Now, several new studies show that it's possible for some transplant patients to avoid these drugs and their side effects. The studies appear in this week's New England Journal of Medicine.

One of the first transplant patients who volunteered to stop taking anti-rejection drugs was Jennifer Serle.

Serle, 28, got her first kidney transplant at the age of 13. She then suffered drug side effects that ranged from weak bones and memory loss to viral warts that made her feet so painful she couldn't walk.

"I knew I had to do something drastic because I was young," she says. "To think of 20, 30, 40 years living like that, I didn't want any part of it.

So Serle entered a study at Massachusetts General Hospital in Boston. After years of experiments in animals, researchers were ready to see if they could dispense with immune-suppressing drugs and all their side effects.

To Serle's delight, it worked.

"So now it has been five years and I have not taken any medications that a normal transplant patient would take," she says.

Her bones have strengthened, she's mentally sharp — and the warts disappeared.

"I'm definitely walking," she says. "I actually ran two marathons in October. It's basically been the healthiest that I've ever been in my life."

New Transplant Method

Serle's story marks a turning point in getting patients to tolerate genetically different transplants.

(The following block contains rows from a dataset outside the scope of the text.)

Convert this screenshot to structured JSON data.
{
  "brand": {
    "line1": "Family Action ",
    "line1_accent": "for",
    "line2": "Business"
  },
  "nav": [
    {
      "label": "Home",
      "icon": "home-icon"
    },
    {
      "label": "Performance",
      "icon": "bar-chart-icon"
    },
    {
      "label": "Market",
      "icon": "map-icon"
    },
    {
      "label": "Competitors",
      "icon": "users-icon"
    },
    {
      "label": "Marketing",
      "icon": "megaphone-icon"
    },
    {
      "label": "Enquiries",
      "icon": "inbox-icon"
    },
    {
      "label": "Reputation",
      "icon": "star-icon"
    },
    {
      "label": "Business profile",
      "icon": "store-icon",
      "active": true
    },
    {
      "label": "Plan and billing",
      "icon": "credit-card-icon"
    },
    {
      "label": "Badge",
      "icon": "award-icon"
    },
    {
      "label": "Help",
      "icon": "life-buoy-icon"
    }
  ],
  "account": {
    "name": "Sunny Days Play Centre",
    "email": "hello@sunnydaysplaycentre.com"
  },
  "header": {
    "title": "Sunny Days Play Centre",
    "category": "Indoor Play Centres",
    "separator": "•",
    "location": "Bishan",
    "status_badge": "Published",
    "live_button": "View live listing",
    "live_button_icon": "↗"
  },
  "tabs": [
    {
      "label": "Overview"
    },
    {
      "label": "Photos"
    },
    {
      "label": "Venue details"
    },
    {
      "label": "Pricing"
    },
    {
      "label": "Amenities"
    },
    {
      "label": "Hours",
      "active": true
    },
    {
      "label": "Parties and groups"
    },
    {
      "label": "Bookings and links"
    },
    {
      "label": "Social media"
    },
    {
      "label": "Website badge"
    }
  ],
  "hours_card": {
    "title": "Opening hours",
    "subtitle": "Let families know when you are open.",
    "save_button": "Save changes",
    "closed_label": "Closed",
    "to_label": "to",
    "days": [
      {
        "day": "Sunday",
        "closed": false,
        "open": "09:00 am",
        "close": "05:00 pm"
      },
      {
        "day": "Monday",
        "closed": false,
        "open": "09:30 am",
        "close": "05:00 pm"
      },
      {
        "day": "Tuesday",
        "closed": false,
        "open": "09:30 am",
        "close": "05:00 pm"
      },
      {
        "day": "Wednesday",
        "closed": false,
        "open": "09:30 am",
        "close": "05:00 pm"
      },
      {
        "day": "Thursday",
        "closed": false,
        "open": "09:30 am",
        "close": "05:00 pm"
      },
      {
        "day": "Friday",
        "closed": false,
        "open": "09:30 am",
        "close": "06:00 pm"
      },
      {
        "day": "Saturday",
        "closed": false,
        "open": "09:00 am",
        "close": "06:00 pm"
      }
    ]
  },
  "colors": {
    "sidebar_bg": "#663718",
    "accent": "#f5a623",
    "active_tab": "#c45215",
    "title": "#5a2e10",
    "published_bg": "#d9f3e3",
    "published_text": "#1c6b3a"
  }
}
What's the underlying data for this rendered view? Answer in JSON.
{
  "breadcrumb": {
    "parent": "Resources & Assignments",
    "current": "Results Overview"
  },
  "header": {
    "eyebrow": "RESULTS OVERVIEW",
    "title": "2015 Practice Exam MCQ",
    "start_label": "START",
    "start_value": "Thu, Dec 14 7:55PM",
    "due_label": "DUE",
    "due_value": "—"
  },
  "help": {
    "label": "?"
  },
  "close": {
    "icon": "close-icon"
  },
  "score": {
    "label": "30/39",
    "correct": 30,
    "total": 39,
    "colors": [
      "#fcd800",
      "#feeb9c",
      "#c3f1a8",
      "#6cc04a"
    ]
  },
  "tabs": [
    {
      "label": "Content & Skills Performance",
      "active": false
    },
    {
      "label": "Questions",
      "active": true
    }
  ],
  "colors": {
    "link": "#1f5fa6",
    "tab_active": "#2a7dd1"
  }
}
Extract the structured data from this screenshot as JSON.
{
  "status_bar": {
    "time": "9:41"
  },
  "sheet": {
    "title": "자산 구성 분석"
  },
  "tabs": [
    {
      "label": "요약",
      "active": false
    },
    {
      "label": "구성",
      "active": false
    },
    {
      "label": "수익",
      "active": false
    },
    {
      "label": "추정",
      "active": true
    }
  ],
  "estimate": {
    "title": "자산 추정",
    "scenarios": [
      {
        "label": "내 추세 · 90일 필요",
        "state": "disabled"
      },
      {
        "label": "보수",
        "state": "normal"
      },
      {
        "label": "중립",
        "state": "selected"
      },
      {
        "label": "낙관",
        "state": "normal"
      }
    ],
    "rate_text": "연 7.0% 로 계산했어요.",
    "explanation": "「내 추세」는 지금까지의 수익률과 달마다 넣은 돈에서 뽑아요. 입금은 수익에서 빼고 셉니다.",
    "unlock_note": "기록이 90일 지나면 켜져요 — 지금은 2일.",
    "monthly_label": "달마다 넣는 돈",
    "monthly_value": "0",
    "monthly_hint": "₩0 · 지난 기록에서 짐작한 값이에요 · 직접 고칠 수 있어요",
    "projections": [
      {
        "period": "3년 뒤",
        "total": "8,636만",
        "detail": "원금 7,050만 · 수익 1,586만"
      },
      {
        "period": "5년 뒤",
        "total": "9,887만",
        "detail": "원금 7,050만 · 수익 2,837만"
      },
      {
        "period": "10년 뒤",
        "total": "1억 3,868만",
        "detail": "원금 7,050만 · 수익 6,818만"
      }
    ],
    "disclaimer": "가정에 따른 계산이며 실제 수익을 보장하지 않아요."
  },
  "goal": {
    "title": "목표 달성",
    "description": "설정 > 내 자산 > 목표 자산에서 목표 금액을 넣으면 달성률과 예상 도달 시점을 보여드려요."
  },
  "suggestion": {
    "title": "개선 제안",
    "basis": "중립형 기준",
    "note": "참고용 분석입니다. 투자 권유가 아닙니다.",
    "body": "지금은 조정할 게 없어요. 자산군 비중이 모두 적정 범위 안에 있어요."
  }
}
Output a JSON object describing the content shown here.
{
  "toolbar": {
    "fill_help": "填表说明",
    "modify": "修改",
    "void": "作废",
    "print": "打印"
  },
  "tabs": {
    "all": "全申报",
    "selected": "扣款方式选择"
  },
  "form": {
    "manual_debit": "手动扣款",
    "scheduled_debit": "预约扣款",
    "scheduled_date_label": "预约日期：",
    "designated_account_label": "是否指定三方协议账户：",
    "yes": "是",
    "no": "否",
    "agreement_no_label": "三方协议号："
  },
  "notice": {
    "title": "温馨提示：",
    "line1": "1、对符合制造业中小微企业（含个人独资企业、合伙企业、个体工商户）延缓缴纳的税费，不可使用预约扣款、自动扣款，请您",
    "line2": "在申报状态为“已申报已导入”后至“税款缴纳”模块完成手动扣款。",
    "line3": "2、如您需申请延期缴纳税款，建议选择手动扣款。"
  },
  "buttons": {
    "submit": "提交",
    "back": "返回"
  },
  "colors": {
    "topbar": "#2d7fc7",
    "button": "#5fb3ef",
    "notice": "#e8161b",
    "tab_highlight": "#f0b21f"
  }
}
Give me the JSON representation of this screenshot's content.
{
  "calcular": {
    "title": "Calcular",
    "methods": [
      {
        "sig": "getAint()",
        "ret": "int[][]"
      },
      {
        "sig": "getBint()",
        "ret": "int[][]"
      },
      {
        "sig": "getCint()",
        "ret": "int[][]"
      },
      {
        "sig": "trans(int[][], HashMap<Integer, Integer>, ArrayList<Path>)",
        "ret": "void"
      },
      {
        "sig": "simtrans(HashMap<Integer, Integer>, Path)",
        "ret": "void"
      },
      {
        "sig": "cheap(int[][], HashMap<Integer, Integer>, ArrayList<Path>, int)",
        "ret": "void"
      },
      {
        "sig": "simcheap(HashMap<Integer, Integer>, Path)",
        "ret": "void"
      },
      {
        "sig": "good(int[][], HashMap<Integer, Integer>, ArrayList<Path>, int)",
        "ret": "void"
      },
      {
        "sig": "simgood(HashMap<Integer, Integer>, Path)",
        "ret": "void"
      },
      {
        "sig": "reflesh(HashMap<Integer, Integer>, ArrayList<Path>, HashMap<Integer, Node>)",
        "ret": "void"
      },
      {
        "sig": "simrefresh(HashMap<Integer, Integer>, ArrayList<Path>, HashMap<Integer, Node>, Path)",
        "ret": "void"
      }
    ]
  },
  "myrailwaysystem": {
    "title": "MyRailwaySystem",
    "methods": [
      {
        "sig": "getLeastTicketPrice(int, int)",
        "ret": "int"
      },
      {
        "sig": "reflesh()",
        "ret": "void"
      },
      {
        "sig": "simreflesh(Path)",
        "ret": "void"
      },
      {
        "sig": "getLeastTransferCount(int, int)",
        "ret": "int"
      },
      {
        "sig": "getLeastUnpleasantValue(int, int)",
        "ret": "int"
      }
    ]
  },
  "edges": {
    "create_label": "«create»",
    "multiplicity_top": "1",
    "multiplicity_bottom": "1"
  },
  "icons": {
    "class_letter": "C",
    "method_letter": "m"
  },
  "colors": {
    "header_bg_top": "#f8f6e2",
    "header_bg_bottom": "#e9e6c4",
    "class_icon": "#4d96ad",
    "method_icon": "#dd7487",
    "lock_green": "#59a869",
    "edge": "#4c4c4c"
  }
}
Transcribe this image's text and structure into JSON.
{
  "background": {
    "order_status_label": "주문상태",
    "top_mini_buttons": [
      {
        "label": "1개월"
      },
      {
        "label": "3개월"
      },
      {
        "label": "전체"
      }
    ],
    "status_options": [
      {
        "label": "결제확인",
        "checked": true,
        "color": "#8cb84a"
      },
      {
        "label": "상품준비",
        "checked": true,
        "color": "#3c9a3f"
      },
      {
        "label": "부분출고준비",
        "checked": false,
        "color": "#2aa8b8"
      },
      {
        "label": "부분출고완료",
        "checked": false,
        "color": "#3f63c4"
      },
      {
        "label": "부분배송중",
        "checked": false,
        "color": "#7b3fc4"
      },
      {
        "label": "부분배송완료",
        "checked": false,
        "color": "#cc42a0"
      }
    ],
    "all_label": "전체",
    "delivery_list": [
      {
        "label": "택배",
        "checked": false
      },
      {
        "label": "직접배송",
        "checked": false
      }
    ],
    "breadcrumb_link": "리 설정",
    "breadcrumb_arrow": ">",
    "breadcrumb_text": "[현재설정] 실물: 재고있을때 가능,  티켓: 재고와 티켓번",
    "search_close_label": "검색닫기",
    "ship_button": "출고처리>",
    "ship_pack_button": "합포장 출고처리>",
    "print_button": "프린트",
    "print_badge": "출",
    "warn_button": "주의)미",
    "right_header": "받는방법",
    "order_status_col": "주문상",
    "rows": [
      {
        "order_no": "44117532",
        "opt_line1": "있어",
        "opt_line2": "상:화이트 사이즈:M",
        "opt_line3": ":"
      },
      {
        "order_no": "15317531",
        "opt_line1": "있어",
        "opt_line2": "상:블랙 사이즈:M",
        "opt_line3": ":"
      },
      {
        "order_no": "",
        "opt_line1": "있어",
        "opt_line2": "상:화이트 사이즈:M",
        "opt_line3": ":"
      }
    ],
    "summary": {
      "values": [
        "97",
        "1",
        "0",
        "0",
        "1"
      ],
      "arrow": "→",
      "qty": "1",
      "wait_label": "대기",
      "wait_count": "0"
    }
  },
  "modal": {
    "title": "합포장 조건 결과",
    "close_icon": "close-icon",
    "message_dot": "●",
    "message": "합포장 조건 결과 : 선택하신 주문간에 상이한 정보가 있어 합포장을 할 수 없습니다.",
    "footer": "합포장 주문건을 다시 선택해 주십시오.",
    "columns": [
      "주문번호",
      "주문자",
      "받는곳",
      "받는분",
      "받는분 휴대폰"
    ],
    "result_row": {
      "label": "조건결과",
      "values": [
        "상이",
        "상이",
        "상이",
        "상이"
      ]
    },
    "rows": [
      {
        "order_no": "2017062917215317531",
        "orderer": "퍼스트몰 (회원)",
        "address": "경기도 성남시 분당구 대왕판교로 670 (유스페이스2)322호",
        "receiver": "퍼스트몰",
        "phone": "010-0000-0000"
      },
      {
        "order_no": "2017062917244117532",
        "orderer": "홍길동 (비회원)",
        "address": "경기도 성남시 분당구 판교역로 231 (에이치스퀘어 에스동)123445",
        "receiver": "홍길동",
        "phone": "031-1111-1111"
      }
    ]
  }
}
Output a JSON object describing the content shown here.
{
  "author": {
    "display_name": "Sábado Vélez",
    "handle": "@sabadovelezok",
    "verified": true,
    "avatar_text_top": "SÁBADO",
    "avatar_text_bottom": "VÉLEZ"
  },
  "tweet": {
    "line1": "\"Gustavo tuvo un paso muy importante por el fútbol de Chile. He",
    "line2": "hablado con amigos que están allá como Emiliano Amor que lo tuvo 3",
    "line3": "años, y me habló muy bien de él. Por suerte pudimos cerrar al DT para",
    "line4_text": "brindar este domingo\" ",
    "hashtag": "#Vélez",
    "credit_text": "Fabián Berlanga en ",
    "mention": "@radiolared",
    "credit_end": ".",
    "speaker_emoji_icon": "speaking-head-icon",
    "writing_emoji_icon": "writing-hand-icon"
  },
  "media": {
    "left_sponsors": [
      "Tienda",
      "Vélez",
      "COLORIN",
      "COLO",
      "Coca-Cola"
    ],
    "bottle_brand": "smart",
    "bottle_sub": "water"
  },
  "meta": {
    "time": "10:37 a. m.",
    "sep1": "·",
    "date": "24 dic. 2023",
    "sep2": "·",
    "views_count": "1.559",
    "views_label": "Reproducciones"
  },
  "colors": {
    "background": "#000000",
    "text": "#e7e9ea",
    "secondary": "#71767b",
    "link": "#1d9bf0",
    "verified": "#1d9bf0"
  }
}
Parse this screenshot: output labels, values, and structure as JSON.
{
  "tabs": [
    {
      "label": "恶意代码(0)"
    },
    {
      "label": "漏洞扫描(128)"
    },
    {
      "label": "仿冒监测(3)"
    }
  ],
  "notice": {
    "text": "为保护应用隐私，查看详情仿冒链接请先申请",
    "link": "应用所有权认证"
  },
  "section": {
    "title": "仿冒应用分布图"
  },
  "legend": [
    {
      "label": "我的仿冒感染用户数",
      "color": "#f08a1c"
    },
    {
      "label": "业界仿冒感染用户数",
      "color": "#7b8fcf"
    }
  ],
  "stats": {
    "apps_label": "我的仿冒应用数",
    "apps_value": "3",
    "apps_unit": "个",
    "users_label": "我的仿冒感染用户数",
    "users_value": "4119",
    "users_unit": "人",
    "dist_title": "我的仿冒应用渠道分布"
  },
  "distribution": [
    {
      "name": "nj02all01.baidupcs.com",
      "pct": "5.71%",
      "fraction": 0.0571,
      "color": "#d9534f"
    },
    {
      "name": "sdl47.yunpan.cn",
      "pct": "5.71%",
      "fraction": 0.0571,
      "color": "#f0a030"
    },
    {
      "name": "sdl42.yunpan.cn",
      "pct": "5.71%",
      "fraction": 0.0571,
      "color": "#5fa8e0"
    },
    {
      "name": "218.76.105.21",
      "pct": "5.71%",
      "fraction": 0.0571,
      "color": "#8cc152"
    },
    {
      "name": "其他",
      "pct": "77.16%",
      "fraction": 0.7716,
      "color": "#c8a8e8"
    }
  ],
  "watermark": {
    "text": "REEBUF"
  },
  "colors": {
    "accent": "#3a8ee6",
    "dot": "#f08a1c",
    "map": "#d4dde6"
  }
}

In her case, she got a kidney from her mother, who was only a partial match.

Dr. David Sachs of Massachusetts General Hospital says it was the first time drugs were stopped intentionally.

"We are delighted with the outcome," he says. The key for Serle was transplanting not just her mother's kidney but also a bit of her mother's bone marrow.

That gave Serle an immune system that was essentially a blend of her own and her mother's. Immune cells called T-cells, which normally attack anything foreign, are fooled into ignoring the transplanted kidney or at least tolerating it.

"You end up with T-cells that can react against everything else in the environment — bacteria, viruses, any other antigen — except recipient and donor [cells]," he says. "That's what we call tolerance."

The trick succeeded in three other patients. Other papers in the Journal detail two patients who achieved tolerance with other maneuvers. These patients also are doing without immune-suppressing drugs.

Doesn't Apply to All

That doesn't mean this approach works for all transplant patients. It's still experimental. Sachs says the treatment that his patients require before the transplant takes several days. That precludes taking organs from brain-dead donors. There's too little time.

"The only requirement right now is that it has to be from a living donor," Sachs says. "We haven't yet got this procedure working in a situation where it's a deceased donor, which is of course the usual case for many other transplants, such as the heart."

Others are skeptical of the new findings. Dr. Tom Starzl, a transplant pioneer at the University of Pittsburgh, doesn't see the Boston group's method as a breakthrough. He says the preparation that was used is "too complex" to be used clinically.

In Pittsburgh, Starzl says doctors are fine-tuning their transplant regimens to achieve partial tolerance by radically reducing — but not totally stopping — the number of doses and the number of drugs a person has to take.

"We see no real reason to go from one dose a week to nothing," he says.

The Boston group also has another big goal in mind. Sachs says achieving tolerance in mismatched human transplants is a step toward the day when animal organs might be safely put into people.